“We received $2.36 million from FEMA’s Hazard Mitigation Grant Program to elevate 23 homes following Hurricane Katrina,” said Talley.  “We aggressively tackle our Repetitive Loss list by applying for mitigation dollars annually and through disaster allocations when available.”

According to the National Flood Insurance Program, a repetitive loss structure is an NFIP-insured structure that has had at least two paid flood losses of more than $1,000 each in any 10-year period.

Following Hurricanes Katrina and Rita, Jefferson Parish has 134 reconstructed homes. FEMA’s HMGP Reconstruction Program provides an opportunity for FEMA to work with states and communities to incorporate mitigation directly into the reconstruction process to reduce future loss of life and property.

Reconstructing a house involves a lot of decisions. Households must decide on their floor plan, finishes, and which contractor to use. Finalizing engineering plans and another eight months to build the new house is one instance.

“These were not deterrents,” said Talley. “The elevation projects avoided at least $2.24 million in damages in 2012 during Hurricane Isaac and another $3 million in 2021 during Hurricane Ida. Total losses avoided were estimated to be 2.23 times the total mitigation costs.”   

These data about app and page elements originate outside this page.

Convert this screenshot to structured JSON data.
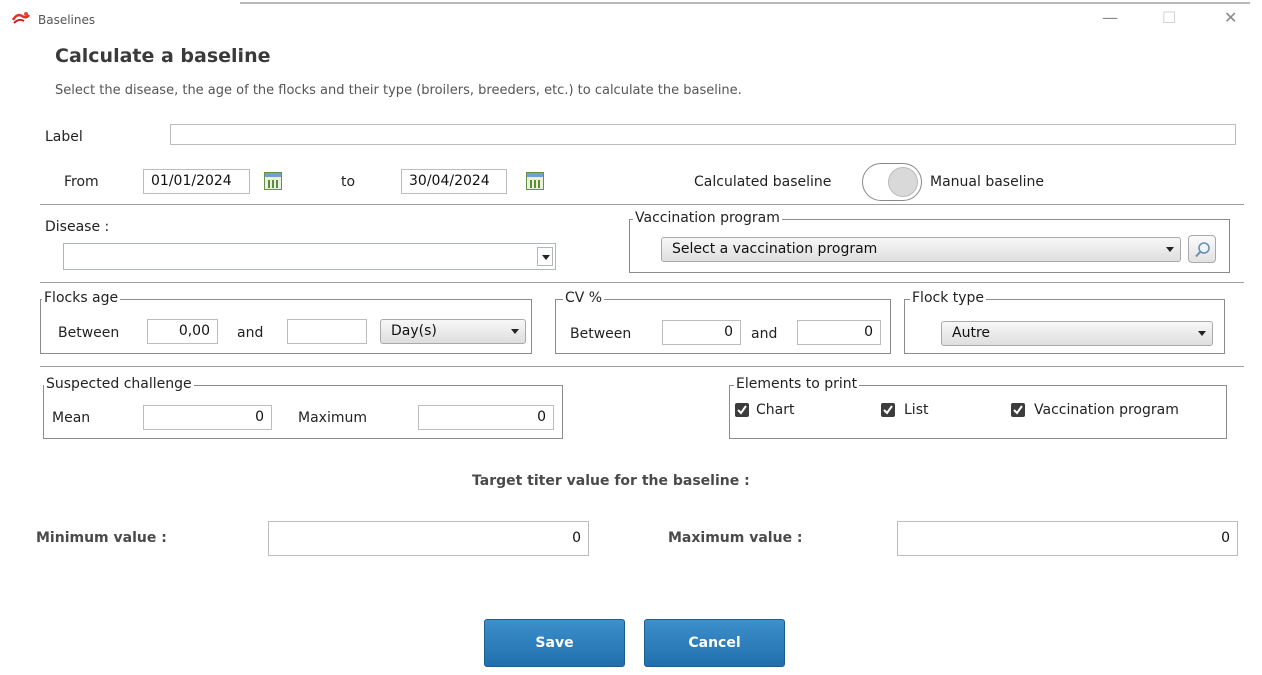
{
  "window": {
    "title": "Baselines",
    "minimize": "—",
    "maximize": "☐",
    "close": "✕"
  },
  "header": {
    "title": "Calculate a baseline",
    "subtitle": "Select the disease, the age of the flocks and their type (broilers, breeders, etc.) to calculate the baseline."
  },
  "form": {
    "label_caption": "Label",
    "label_value": "",
    "from_caption": "From",
    "from_date": "01/01/2024",
    "to_caption": "to",
    "to_date": "30/04/2024",
    "toggle_left": "Calculated baseline",
    "toggle_right": "Manual baseline",
    "disease_caption": "Disease :",
    "disease_value": "",
    "vaccination": {
      "legend": "Vaccination program",
      "value": "Select a vaccination program"
    },
    "flocks_age": {
      "legend": "Flocks age",
      "between": "Between",
      "min": "0,00",
      "and": "and",
      "max": "",
      "unit": "Day(s)"
    },
    "cv": {
      "legend": "CV %",
      "between": "Between",
      "min": "0",
      "and": "and",
      "max": "0"
    },
    "flock_type": {
      "legend": "Flock type",
      "value": "Autre"
    },
    "challenge": {
      "legend": "Suspected challenge",
      "mean_caption": "Mean",
      "mean": "0",
      "max_caption": "Maximum",
      "max": "0"
    },
    "print": {
      "legend": "Elements to print",
      "chart": "Chart",
      "list": "List",
      "vaccination": "Vaccination program"
    },
    "target": {
      "title": "Target titer value for the baseline :",
      "min_caption": "Minimum value :",
      "min": "0",
      "max_caption": "Maximum value :",
      "max": "0"
    }
  },
  "buttons": {
    "save": "Save",
    "cancel": "Cancel"
  },
  "colors": {
    "button": "#2b7dbb",
    "checkbox": "#3c3c3c"
  }
}
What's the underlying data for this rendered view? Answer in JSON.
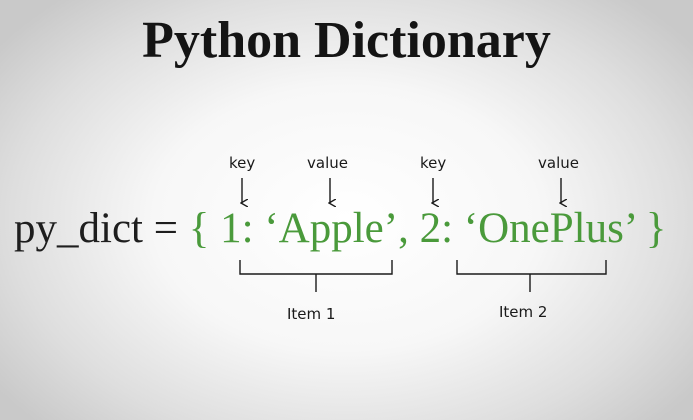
{
  "title": "Python Dictionary",
  "code": {
    "variable": "py_dict",
    "equals": "=",
    "open_brace": "{",
    "key1": "1",
    "colon1": ":",
    "value1": "‘Apple’",
    "comma": ",",
    "key2": "2",
    "colon2": ":",
    "value2": "‘OnePlus’",
    "close_brace": "}"
  },
  "annotations": {
    "key1_label": "key",
    "value1_label": "value",
    "key2_label": "key",
    "value2_label": "value",
    "item1_label": "Item 1",
    "item2_label": "Item 2"
  },
  "colors": {
    "dict_literal": "#4a9a3b",
    "text": "#1e1e1e"
  }
}
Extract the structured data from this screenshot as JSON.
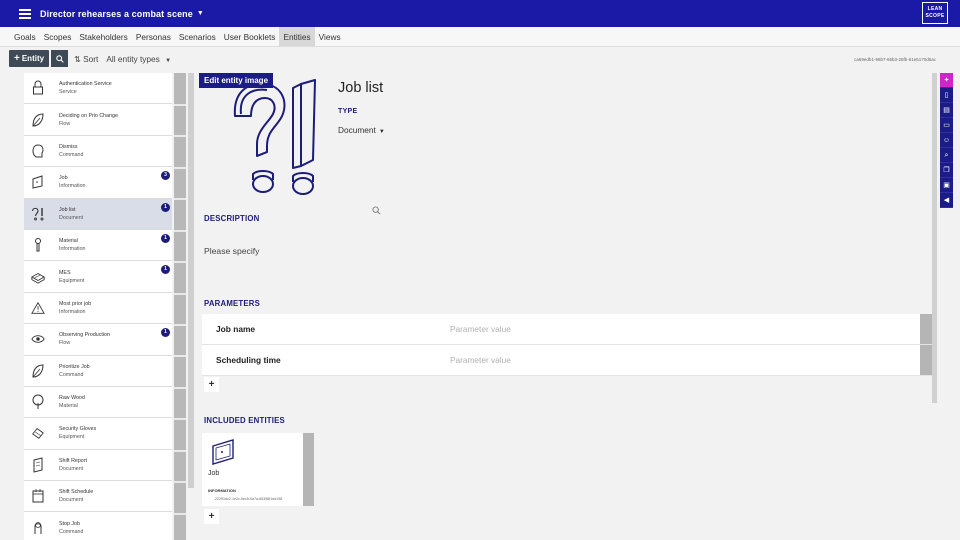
{
  "header": {
    "project_title": "Director rehearses a combat scene",
    "logo_text_line1": "LEAN",
    "logo_text_line2": "SCOPE"
  },
  "nav": {
    "tabs": [
      {
        "label": "Goals"
      },
      {
        "label": "Scopes"
      },
      {
        "label": "Stakeholders"
      },
      {
        "label": "Personas"
      },
      {
        "label": "Scenarios"
      },
      {
        "label": "User Booklets"
      },
      {
        "label": "Entities",
        "active": true
      },
      {
        "label": "Views"
      }
    ]
  },
  "toolbar": {
    "add_entity_label": "Entity",
    "sort_label": "Sort",
    "filter_label": "All entity types",
    "id_text": "ca69edb1-95b7-65b3-25fb-61e5170d5ac"
  },
  "entities": [
    {
      "name": "Authentication Service",
      "type": "Service",
      "icon": "padlock-icon"
    },
    {
      "name": "Deciding on Prio Change",
      "type": "Flow",
      "icon": "leaf-icon"
    },
    {
      "name": "Dismiss",
      "type": "Command",
      "icon": "head-icon"
    },
    {
      "name": "Job",
      "type": "Information",
      "icon": "monitor-icon",
      "badge": "3"
    },
    {
      "name": "Job list",
      "type": "Document",
      "icon": "question-exclamation-icon",
      "badge": "1",
      "selected": true
    },
    {
      "name": "Material",
      "type": "Information",
      "icon": "wrench-icon",
      "badge": "1"
    },
    {
      "name": "MES",
      "type": "Equipment",
      "icon": "machine-icon",
      "badge": "1"
    },
    {
      "name": "Most prior job",
      "type": "Information",
      "icon": "warning-icon"
    },
    {
      "name": "Observing Production",
      "type": "Flow",
      "icon": "eye-icon",
      "badge": "1"
    },
    {
      "name": "Prioritize Job",
      "type": "Command",
      "icon": "leaf-icon"
    },
    {
      "name": "Raw Wood",
      "type": "Material",
      "icon": "tree-icon"
    },
    {
      "name": "Security Gloves",
      "type": "Equipment",
      "icon": "glove-icon"
    },
    {
      "name": "Shift Report",
      "type": "Document",
      "icon": "report-icon"
    },
    {
      "name": "Shift Schedule",
      "type": "Document",
      "icon": "calendar-icon"
    },
    {
      "name": "Stop Job",
      "type": "Command",
      "icon": "hand-icon"
    }
  ],
  "detail": {
    "edit_image_label": "Edit entity image",
    "title": "Job list",
    "type_label": "TYPE",
    "type_value": "Document",
    "description_label": "DESCRIPTION",
    "description_text": "Please specify",
    "parameters_label": "PARAMETERS",
    "parameters": [
      {
        "name": "Job name",
        "placeholder": "Parameter value"
      },
      {
        "name": "Scheduling time",
        "placeholder": "Parameter value"
      }
    ],
    "add_symbol": "+",
    "included_label": "INCLUDED ENTITIES",
    "included": [
      {
        "name": "Job",
        "type": "INFORMATION",
        "id": "22291dc2-1e2c-5ec5-0a7a-65398f1dd198"
      }
    ]
  },
  "right_rail": {
    "icons": [
      "bulb-icon",
      "phone-icon",
      "document-icon",
      "layers-icon",
      "smile-icon",
      "search-icon",
      "copy-icon",
      "image-icon",
      "megaphone-icon"
    ]
  },
  "colors": {
    "primary": "#1a1aa6",
    "accent_pink": "#d026c9",
    "badge": "#1c1c7a"
  }
}
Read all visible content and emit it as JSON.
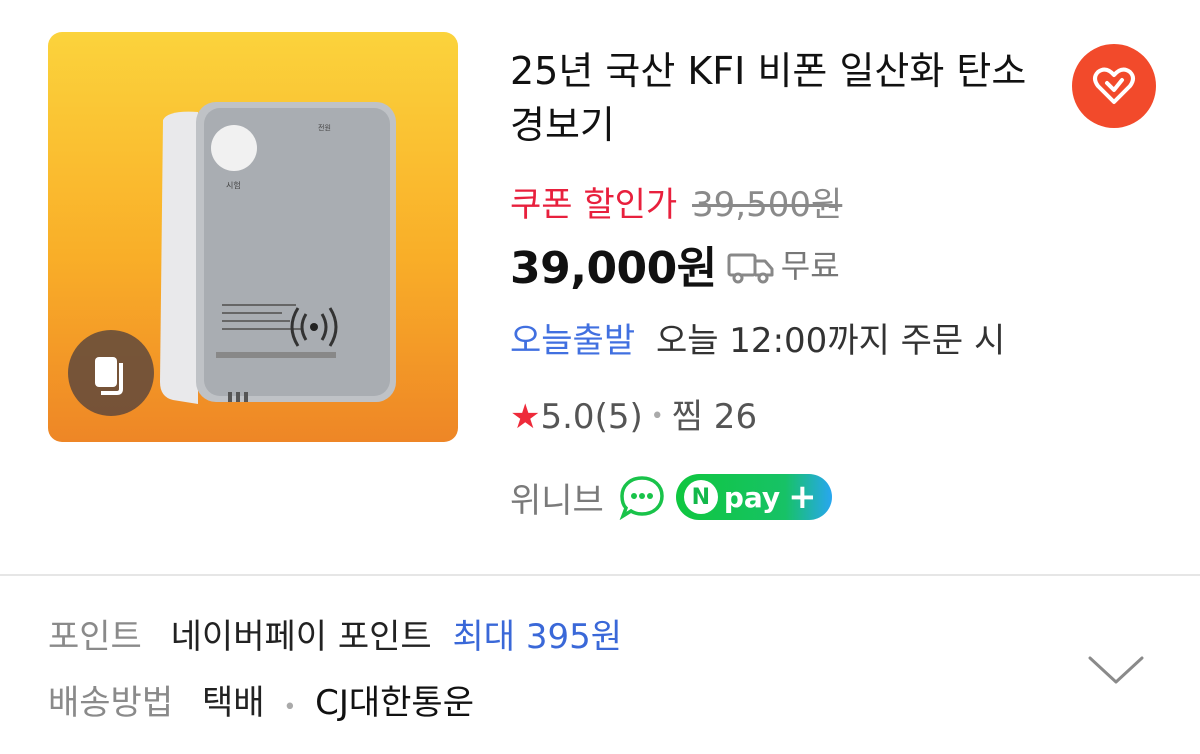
{
  "product": {
    "title": "25년 국산 KFI 비폰 일산화 탄소 경보기",
    "coupon_label": "쿠폰 할인가",
    "original_price": "39,500원",
    "price": "39,000원",
    "shipping": "무료",
    "today_label": "오늘출발",
    "today_desc": "오늘 12:00까지 주문 시",
    "rating": "5.0",
    "review_count": "(5)",
    "wish": "찜 26",
    "seller": "위니브",
    "npay_text": "pay",
    "npay_n": "N"
  },
  "info": {
    "point_label": "포인트",
    "point_value": "네이버페이 포인트",
    "point_max": "최대 395원",
    "delivery_label": "배송방법",
    "delivery_value": "택배",
    "delivery_carrier": "CJ대한통운"
  },
  "colors": {
    "accent_red": "#e8203d",
    "accent_blue": "#4170e0",
    "wish_bg": "#f24a2b",
    "npay_green": "#0fc73f"
  },
  "icons": [
    "gallery-icon",
    "heart-icon",
    "truck-icon",
    "star-icon",
    "talk-icon",
    "npay-logo",
    "chevron-down-icon"
  ]
}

The following table from the FEMA Hurricane Ida 2021: Jefferson Parish Louisiana fact sheet validated Talley’s claim. In 23 residential elevation projects, funded from several FEMA hazard mitigation grants , a study highlighted the losses avoided due to mitigation investments.

Cost-effectiveness of Elevation Project in Jefferson Parish, Louisiana

Mitigated Project CostLosses AvoidedLoss Avoidance Ratio
Hurricane Issac$2,241,1400.95
Hurricane Ida$3,017,8421.28
Combined Cumulative Total$5,258,9832.23

The total cost of the elevation project (above left) was $71,978. Federal funding was $53,983 with a $17,994 global match. When using Global Match, the non-federal cost share does not need to be 25% for each individual project. Instead, the non-federal cost share for all the applicant’s submitted combined projects must equal 25% for the overall disaster. Global Match allows the applicant to utilize any cost share match that exceeds the minimum requirement (referred to as overmatch) from certain sub-awards to alleviate the financial burden on other projects. It also increases flexibility for the application of various cost share methods.

The total project cost for the reconstruction above right amounted to $290,000. Federal funding was $198,158 (includes global match, construction costs and non-construction costs). Non-federal funding was $91,841.25 (includes Increase Cost of Compliance (ICC) funds).

ICC coverage is a part of all standard flood insurance policies and filed separately from a flood claims loss.  If eligible, the policyholder can collect up to $30,000 to help cover the cost of bringing the home or business into compliance with floodplain ordinances.

Jefferson Parish is continuing their flood mitigation efforts by making their flood-prone communities safer and educating residents about the importance of mitigation. By mitigating, they protect property and contents. Elevation projects may allow future floods to flow under their homes, keeping families safe, insurance rates affordable and achieving local code compliance.

Key Takeaways